Adult bush babies have a head and body length averaging about six inches with a slightly longer tail. The fur is dense, wooly and wavy varying from light brown on the back to silver on the under-side. They have large, round eyes, and their ears are large and upright and can independently change positions. Infants are only about one quarter the size of adults.
Location: Primate & Cat
The range of the Moholi bushbaby is the Democratic Republic of Congo, Tanzania, northern Namibia and the Transvaal region of South Africa.
The Moholi bushbaby inhabits open woodlands, scrub, wooded savannas and grasslands with thickets.
Conservation StatusLeast Concern
Primary ThreatsIllegal Wildlife Trade
Gestation in Moholi bush babies is approximately 4 months.
Moholi bushbaby litters have 1 or 2, twins are common (Some cases of triplets and even a set of quadruplets have been reported).
Bush babies are almost exclusively nocturnal.
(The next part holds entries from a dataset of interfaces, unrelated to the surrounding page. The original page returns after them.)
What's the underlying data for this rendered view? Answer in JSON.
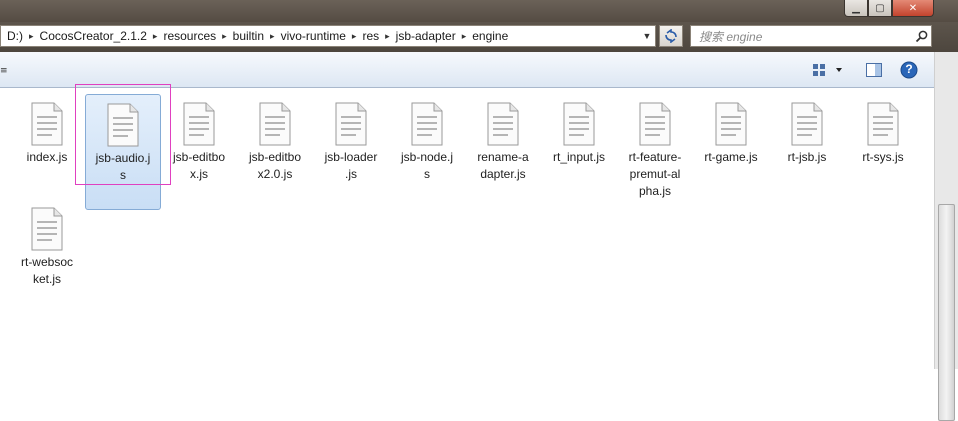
{
  "window": {
    "controls": {
      "minimize": "▁",
      "maximize": "▢",
      "close": "✕"
    }
  },
  "address_bar": {
    "crumbs": [
      "D:)",
      "CocosCreator_2.1.2",
      "resources",
      "builtin",
      "vivo-runtime",
      "res",
      "jsb-adapter",
      "engine"
    ],
    "separator": "▸",
    "dropdown_icon": "chevron-down-icon"
  },
  "search": {
    "placeholder": "搜索 engine"
  },
  "toolbar": {
    "left_glyph": "≡",
    "view_icon": "view-options-icon",
    "preview_icon": "preview-pane-icon",
    "help_icon": "help-icon",
    "help_label": "?"
  },
  "files": [
    {
      "name": "index.js",
      "selected": false
    },
    {
      "name": "jsb-audio.js",
      "selected": true
    },
    {
      "name": "jsb-editbox.js",
      "selected": false
    },
    {
      "name": "jsb-editbox2.0.js",
      "selected": false
    },
    {
      "name": "jsb-loader.js",
      "selected": false
    },
    {
      "name": "jsb-node.js",
      "selected": false
    },
    {
      "name": "rename-adapter.js",
      "selected": false
    },
    {
      "name": "rt_input.js",
      "selected": false
    },
    {
      "name": "rt-feature-premut-alpha.js",
      "selected": false
    },
    {
      "name": "rt-game.js",
      "selected": false
    },
    {
      "name": "rt-jsb.js",
      "selected": false
    },
    {
      "name": "rt-sys.js",
      "selected": false
    },
    {
      "name": "rt-websocket.js",
      "selected": false
    }
  ],
  "file_labels_wrapped": [
    "index.js",
    "jsb-audio.j\ns",
    "jsb-editbo\nx.js",
    "jsb-editbo\nx2.0.js",
    "jsb-loader\n.js",
    "jsb-node.j\ns",
    "rename-a\ndapter.js",
    "rt_input.js",
    "rt-feature-\npremut-al\npha.js",
    "rt-game.js",
    "rt-jsb.js",
    "rt-sys.js",
    "rt-websoc\nket.js"
  ]
}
They tend to associate in small family groups of 2 to 7 individuals. When foraging, family groups warn off other groups with loud ringing. They defend their 15 to 20 acre territory by marking scent with their urine. Bush babies are alert, sprightly and very agile making large leaps from tree branch to tree branch.
Females and males become sexually mature around 300 days old. There are two mating seasons a year corresponding to births between January and February and between October and November. In captivity they breed year round. Bush babies may give birth to 2 sets of twins a year. Females construct nests in which to give birth to and raise their offspring. They may make their own, open-topped nest, or take over an uninhabited bird nest, mat of foliage, or tree hollow. The mother carries the babies by the scruff of their necks for the first 50 days. Weaning occurs after approximately 93 days.
Mainly insects, fruit, mice, and bird eggs; during the dry season they rely on acacia gum